Both boys are serious about their studies, and Danny is committed to extensive reading of secular works. In addition to knowing Ivanhoe, Danny reads Darwin, Huxley, and Hemingway before becoming intrigued with the writings of Freud. It is during his study of Freud that Danny begins to question many of the aspects of Hasidism. He realizes that he can approach Freud in the same way as he approaches Talmud, suggesting his temporary conversion to Freud as a religion. Just as he became upset by various interpretations of Hasidism, Danny becomes increasingly upset by Freud. However, he can't stop reading Freud because of his uncanny insights into nature of man. Here we come to one of the most significant aspects of the book: the tension between faith and scholarship. Danny cannot stop thinking about Freud and his analysis of the psyche of man, and the more he thinks about it the less he believes he can conform completely to Hasidism.

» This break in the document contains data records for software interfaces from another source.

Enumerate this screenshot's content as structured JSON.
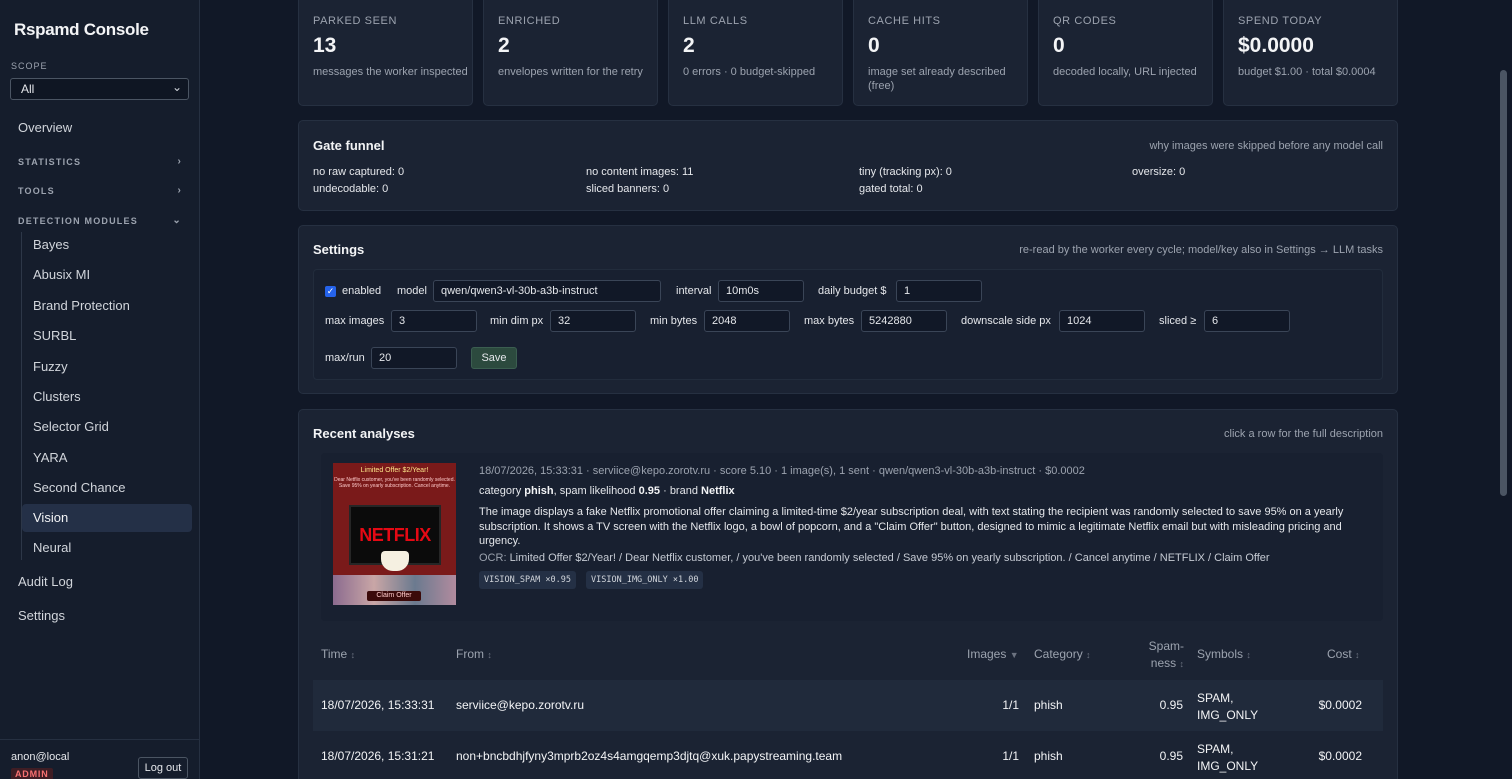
{
  "sidebar": {
    "brand": "Rspamd Console",
    "scope_label": "SCOPE",
    "scope_value": "All",
    "nav": {
      "overview": "Overview",
      "statistics": "STATISTICS",
      "tools": "TOOLS",
      "detection_modules": "DETECTION MODULES",
      "audit_log": "Audit Log",
      "settings": "Settings"
    },
    "modules": [
      "Bayes",
      "Abusix MI",
      "Brand Protection",
      "SURBL",
      "Fuzzy",
      "Clusters",
      "Selector Grid",
      "YARA",
      "Second Chance",
      "Vision",
      "Neural"
    ],
    "active_module": "Vision",
    "user": "anon@local",
    "role_badge": "ADMIN",
    "logout": "Log out"
  },
  "stats": [
    {
      "label": "PARKED SEEN",
      "value": "13",
      "desc": "messages the worker inspected"
    },
    {
      "label": "ENRICHED",
      "value": "2",
      "desc": "envelopes written for the retry"
    },
    {
      "label": "LLM CALLS",
      "value": "2",
      "desc": "0 errors · 0 budget-skipped"
    },
    {
      "label": "CACHE HITS",
      "value": "0",
      "desc": "image set already described (free)"
    },
    {
      "label": "QR CODES",
      "value": "0",
      "desc": "decoded locally, URL injected"
    },
    {
      "label": "SPEND TODAY",
      "value": "$0.0000",
      "desc": "budget $1.00 · total $0.0004"
    }
  ],
  "funnel": {
    "title": "Gate funnel",
    "hint": "why images were skipped before any model call",
    "items": [
      "no raw captured: 0",
      "no content images: 11",
      "tiny (tracking px): 0",
      "oversize: 0",
      "undecodable: 0",
      "sliced banners: 0",
      "gated total: 0"
    ]
  },
  "settings": {
    "title": "Settings",
    "hint": "re-read by the worker every cycle; model/key also in Settings → LLM tasks",
    "enabled_label": "enabled",
    "enabled": true,
    "model_label": "model",
    "model": "qwen/qwen3-vl-30b-a3b-instruct",
    "interval_label": "interval",
    "interval": "10m0s",
    "daily_budget_label": "daily budget $",
    "daily_budget": "1",
    "max_images_label": "max images",
    "max_images": "3",
    "min_dim_label": "min dim px",
    "min_dim": "32",
    "min_bytes_label": "min bytes",
    "min_bytes": "2048",
    "max_bytes_label": "max bytes",
    "max_bytes": "5242880",
    "downscale_label": "downscale side px",
    "downscale": "1024",
    "sliced_label": "sliced ≥",
    "sliced": "6",
    "max_run_label": "max/run",
    "max_run": "20",
    "save": "Save"
  },
  "recent": {
    "title": "Recent analyses",
    "hint": "click a row for the full description",
    "expanded": {
      "thumb_headline": "Limited Offer $2/Year!",
      "thumb_sub": "Dear Netflix customer, you've been randomly selected. Save 95% on yearly subscription. Cancel anytime.",
      "thumb_logo": "NETFLIX",
      "thumb_button": "Claim Offer",
      "meta": "18/07/2026, 15:33:31 · serviice@kepo.zorotv.ru · score 5.10 · 1 image(s), 1 sent · qwen/qwen3-vl-30b-a3b-instruct · $0.0002",
      "category_prefix": "category",
      "category": "phish",
      "spam_prefix": ", spam likelihood",
      "spam": "0.95",
      "brand_prefix": "· brand",
      "brand": "Netflix",
      "description": "The image displays a fake Netflix promotional offer claiming a limited-time $2/year subscription deal, with text stating the recipient was randomly selected to save 95% on a yearly subscription. It shows a TV screen with the Netflix logo, a bowl of popcorn, and a \"Claim Offer\" button, designed to mimic a legitimate Netflix email but with misleading pricing and urgency.",
      "ocr_label": "OCR:",
      "ocr": "Limited Offer $2/Year! / Dear Netflix customer, / you've been randomly selected / Save 95% on yearly subscription. / Cancel anytime / NETFLIX / Claim Offer",
      "symbols": [
        "VISION_SPAM ×0.95",
        "VISION_IMG_ONLY ×1.00"
      ]
    },
    "columns": {
      "time": "Time",
      "from": "From",
      "images": "Images",
      "category": "Category",
      "spamness_1": "Spam-",
      "spamness_2": "ness",
      "symbols": "Symbols",
      "cost": "Cost",
      "sort": "↕",
      "sort_active": "▼"
    },
    "rows": [
      {
        "time": "18/07/2026, 15:33:31",
        "from": "serviice@kepo.zorotv.ru",
        "images": "1/1",
        "category": "phish",
        "spamness": "0.95",
        "symbols_1": "SPAM,",
        "symbols_2": "IMG_ONLY",
        "cost": "$0.0002"
      },
      {
        "time": "18/07/2026, 15:31:21",
        "from": "non+bncbdhjfyny3mprb2oz4s4amgqemp3djtq@xuk.papystreaming.team",
        "images": "1/1",
        "category": "phish",
        "spamness": "0.95",
        "symbols_1": "SPAM,",
        "symbols_2": "IMG_ONLY",
        "cost": "$0.0002"
      }
    ]
  },
  "colors": {
    "background": "#111827",
    "panel": "#1b2333",
    "active_nav": "#243047",
    "save_button": "#2c4a3e",
    "admin_badge": "#f87171"
  }
}
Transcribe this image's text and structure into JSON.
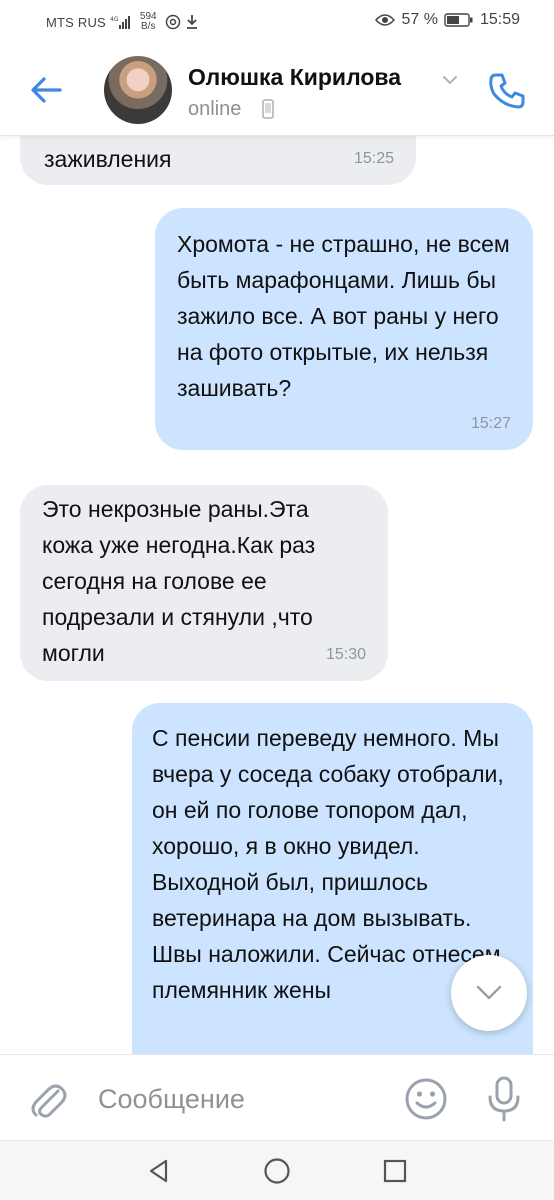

Finally, the theme of silence dominates The Chosen. Danny and his father don't talk, except when they study Talmud. This silence is Reb Saunders' attempt to teach Danny compassion. As a child, Danny recounted a story about terrible suffering to his father to demonstrate his excellent memory, displaying no compassion for the story's victims. Reb Saunders concluded that despite Danny's brilliance he lacked a soul. By enforcing silence between them, he believed that Danny would learn to know pain and suffering. Since a tzaddik must suffer his people's pain, Reb Saunders justifies his actions: " 'I had to make certain his soul would be the soul of a tzaddik no matter what he did with his life.' " In the end, this silence is the price he's willing to pay for Danny's soul.
Two central metaphors suggest The Chosen's meaning. The first is the fly that Reuven gently frees from the spider's web. The fly represents Danny, who is caught in the almost invisible web of history, the rigidity of Hasidic tradition, and his father's silence. Reuven is the outsider from the secular world who sees Danny's predicament, and whose gentle influence frees Danny from his oppressive trap without destroying either the tzaddikate dynasty or Danny's relationship with his father. The second metaphor is the novel's title: The Chosen. Its most obvious meaning suggests the Hasidim themselves, who believe they are God's chosen ones. However, the chosen also refers to the vocations chosen by Danny and Reuven: psychoanalysis and the rabbinate respectively. Finally, Danny himself is the chosen, in the sense that his father chooses to raise him in silence so that he develops the soul of a tzaddik. This fate is the final choice — one which Danny was powerless to make, but for which he suffers the consequences — becoming tzaddik not for his Hasidic community, but instead for the world.
Source: Ann Hibert Alton, in an essay for Novels for Students, Gale, 1998.